One of the key conjoining ideas within these two short stories is acceptance. In the past, people were not accepting towards the presence of homosexuals, but now in the present day, that has changed drastically. Homosexuals can now present themselves in public without receiving the same discrimination they got in the past. “Colleen and Claire were working in their back garden…” (Revenge Gardening, 1) Although this isn’t out on the busy streets in town, it still makes a bold statement about how comfortable they are in their own skin, showing no shame to others that they are homosexuals. One would also recognize quickly the very frequent feel of “shame” in It Used to Be Green Once, which transitions into the idea of acceptance. Children are more ashamed of themselves because of what they don’t have, ashamed that they do not uphold materialistic items.
They are not able to accept that they are not wealthy, but the complete opposite. “We were all ashamed of our mother.” (It Used to Be Green Once, 1). They felt shame because they were young and immature about the world and the actions the parents took to try to support them all. When they won the lottery, it is evident that the parent’s personality and attitudes did not change, but the attitudes in the children changed. This is because they care about the materialistic things in life. Both these pieces of evidence prove that we all behave like this to others and it relates back to our morals that we all develop at a very young age and that the mindset of an adult in the present is evidently different than that of the mindset of a young teen because of the generation they all grew up in, and it comes back down to the idea of accepting who you are first, before accepting others.
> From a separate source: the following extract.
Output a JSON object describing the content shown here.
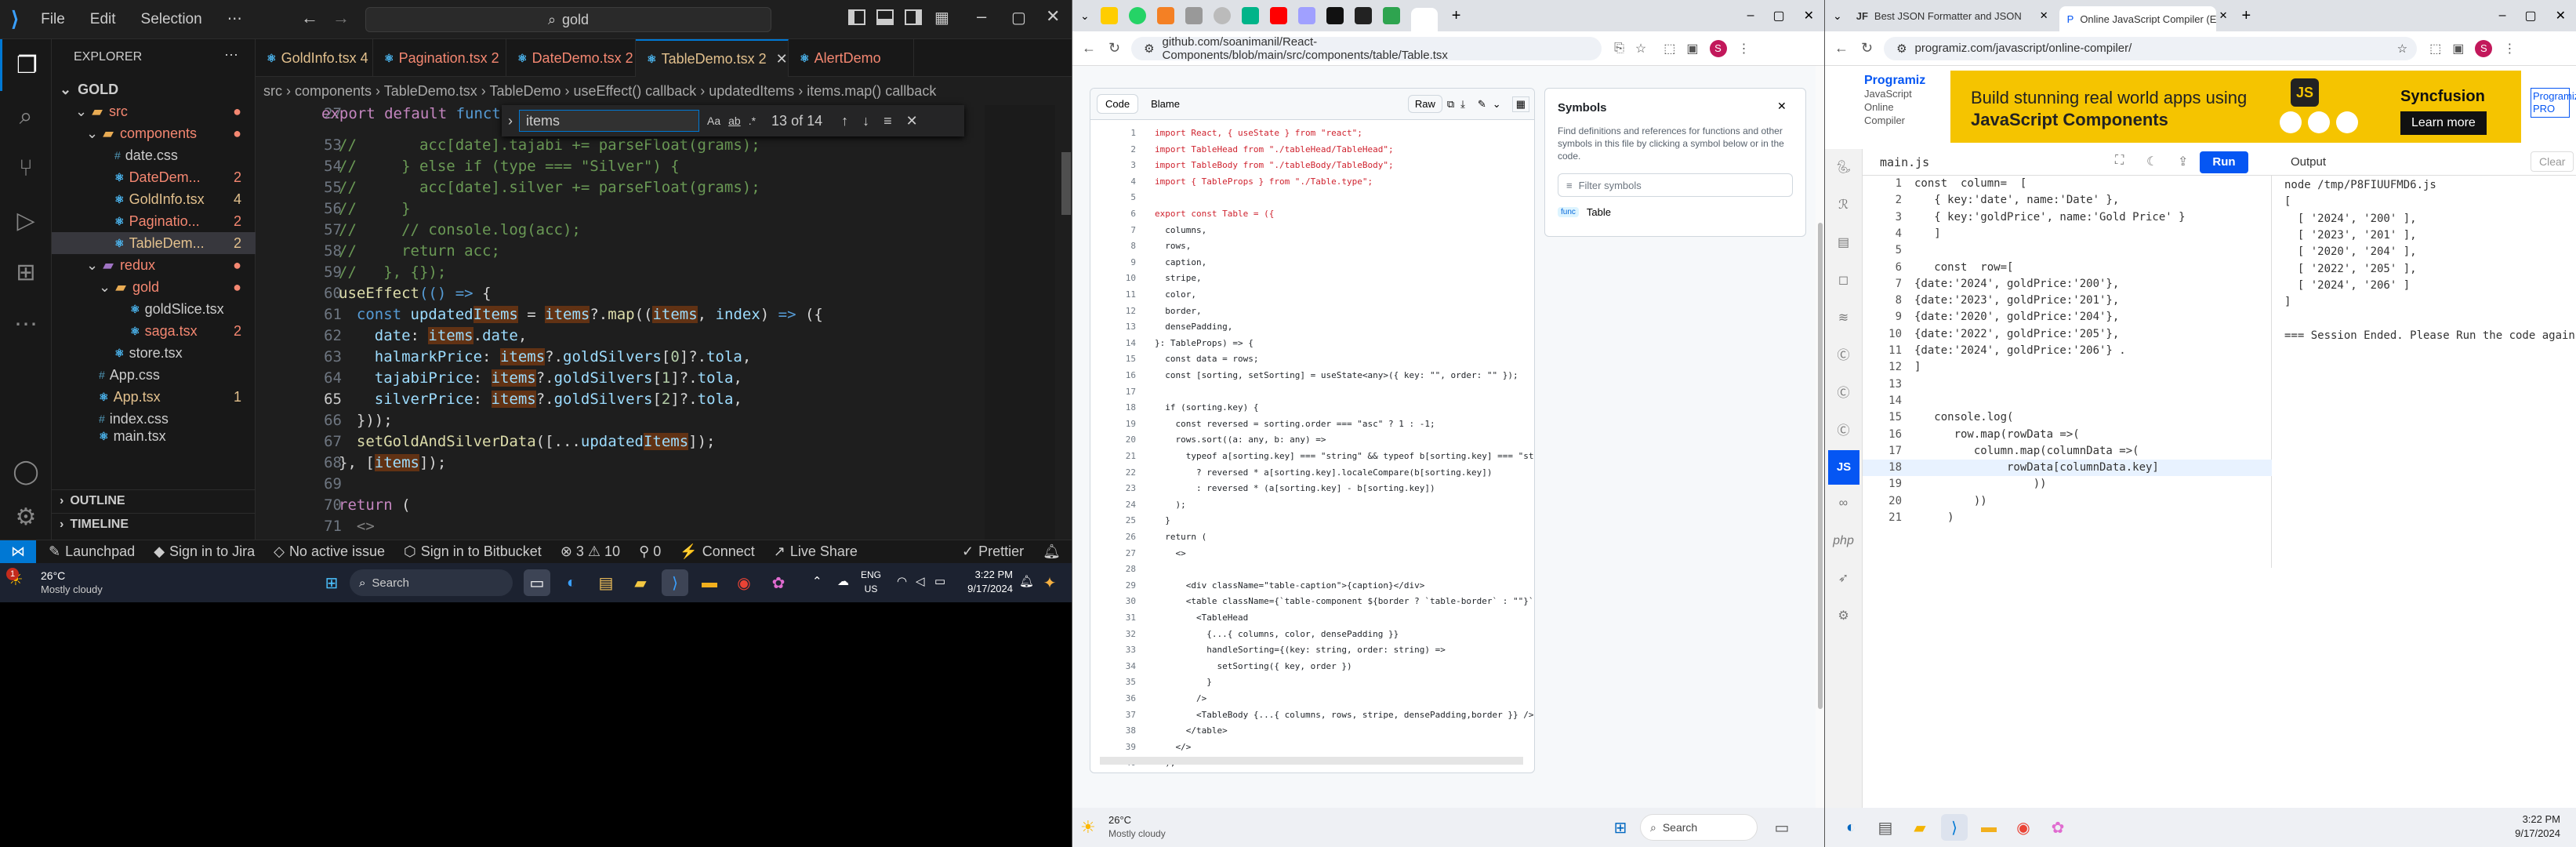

In addition, values are another asset to this. In It Used to Be Green Once, the parents value the children so much more than the money. “We got our new clothes – shoes, bags, togs – and we even started taking posh lunches to school.” (It Used to Be Green Once, 2) The mother gave the children the old raggedy clothes to wear not because she wanted to shame them, but it was really because the family couldn’t afford any more clothes for the children, so she made an effort to fix up the clothes and give them to the children to wear. Values are things that you consider to be important in how you behave. This shows the reader the importance of their children to her, and how much she values them. Comparatively in Revenge Gardening, relationships are of high value to Matthew, who isn’t easily influenced by parental figures to change his mind. In this generation, in the present time, homosexuals present themselves to us and embed the idea, the thought, that they will be apart of our lives, which makes Matthew accept the idea of having two lesbian best friends.